were called “Tramps,” but you could say the post-WWI Czechoslovakian
back-to-nature movement was somewhat Bohemian. In some ways, they were early
outdoorsmen-environmentalists, but they also had an affinity for Americana
culture. They were the closest things to cowboys in Eastern Europe, who formed
the original nucleus of the most significant Bluegrass scene outside of the
United States. Ethnomusicologist Lee Bidgood & director Shara K. Lange
explore the continuing Czech Bluegrass tradition in Banjo Romantika: American Bluegrass Music & the Czech Imagination (trailer here), which screens
during the 2015 Kingston (NY) Film Festival.
Bluegrass was definitely associated with America—and yes, that was a little
awkward during the Communist era. Nevertheless, local musicians and fans
managed to hold the nation’s first international Bluegrass festival in 1972.
These were hearty, hardy folks who often embraced American music and drove U.S.
Army jeeps to express defiance. Not surprisingly, Bluegrass often accompanied
the Velvet Revolution protests, particularly the music of Robert Křest’an, whom
Lange films recording his latest album.
to American Armed Forces Radio, pioneers like Marko Čermák heard all the
American greats. While they can do their share of fleet Scruggs-inspired picking,
they processed the music into something very Czech, yet the affinity for the
country hills remains. Frankly, there is an unexpected soulfulness to the music
performed in Romantika that sounds
a documentary, Romantika offers a
good balance of performance and cultural context. Lange’s interview subjects
clearly establish Bluegrass’s Cold War significance as a symbol of freedom,

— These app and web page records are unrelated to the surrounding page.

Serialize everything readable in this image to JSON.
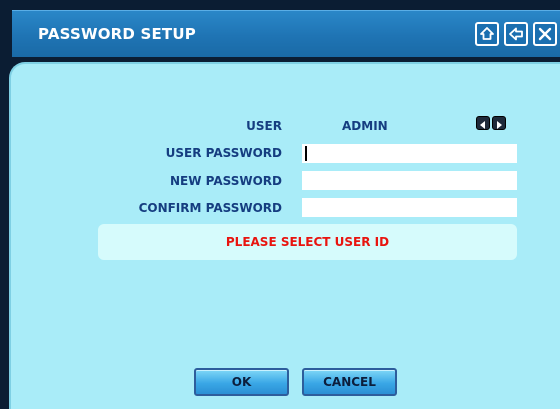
{
  "window": {
    "title": "PASSWORD SETUP"
  },
  "titlebar_buttons": [
    "home-icon",
    "back-arrow-icon",
    "close-icon"
  ],
  "form": {
    "user_label": "USER",
    "user_value": "ADMIN",
    "user_password_label": "USER PASSWORD",
    "user_password_value": "",
    "new_password_label": "NEW PASSWORD",
    "new_password_value": "",
    "confirm_password_label": "CONFIRM PASSWORD",
    "confirm_password_value": ""
  },
  "message": "PLEASE SELECT USER ID",
  "buttons": {
    "ok": "OK",
    "cancel": "CANCEL"
  },
  "colors": {
    "titlebar": "#1f74b4",
    "panel": "#a9ecf8",
    "label_text": "#153d80",
    "message_text": "#e8140f"
  }
}
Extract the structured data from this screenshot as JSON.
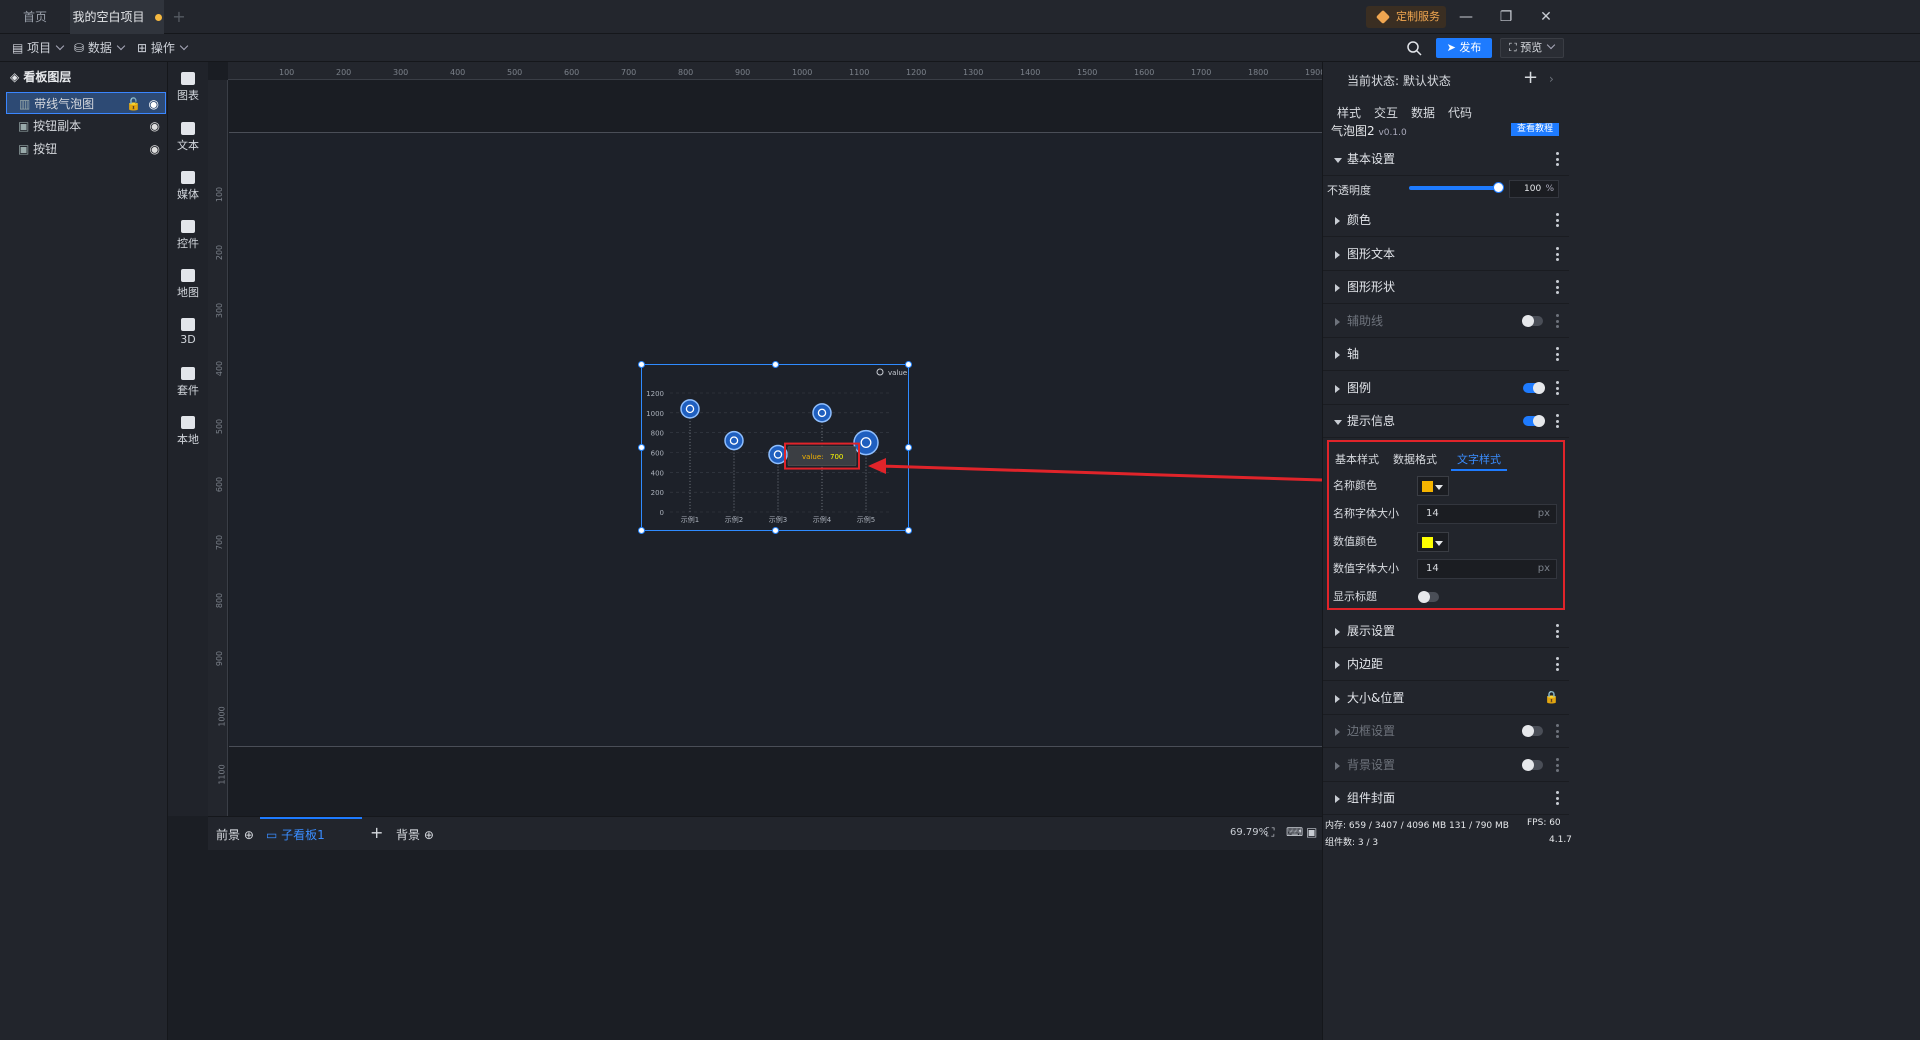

without belaboring the point. East Tennessee State Prof. Bidgood serves as our
guide through the history of Czech/Czechoslovakian Bluegrass, but he does all
his talking on the bandstand, leading his combo through a set of the music
under discussion. They sound great too.
If you have ever spent time in the Czech
Republic, especially in the countryside, Romantika
will bring back happy memories and make wish for a return trip, which is
not something you would expect from a Bluegrass documentary. This is just a
terrific, terrific film. Clocking in just under seventy minutes, it is on the
short side but it is well worth every minute spent. Hopefully, it will
eventually find a further audience on PBS (or somewhere), because it deserves a
chance to be seen widely. Very highly recommended, Banjo Romantika screens this Friday afternoon (8/14) as part of the
2015 Kingston Film Festival in Ulster County.
Labels: Bluegrass, Czech Bluegrass, Documentary, Kingston Film Festival '15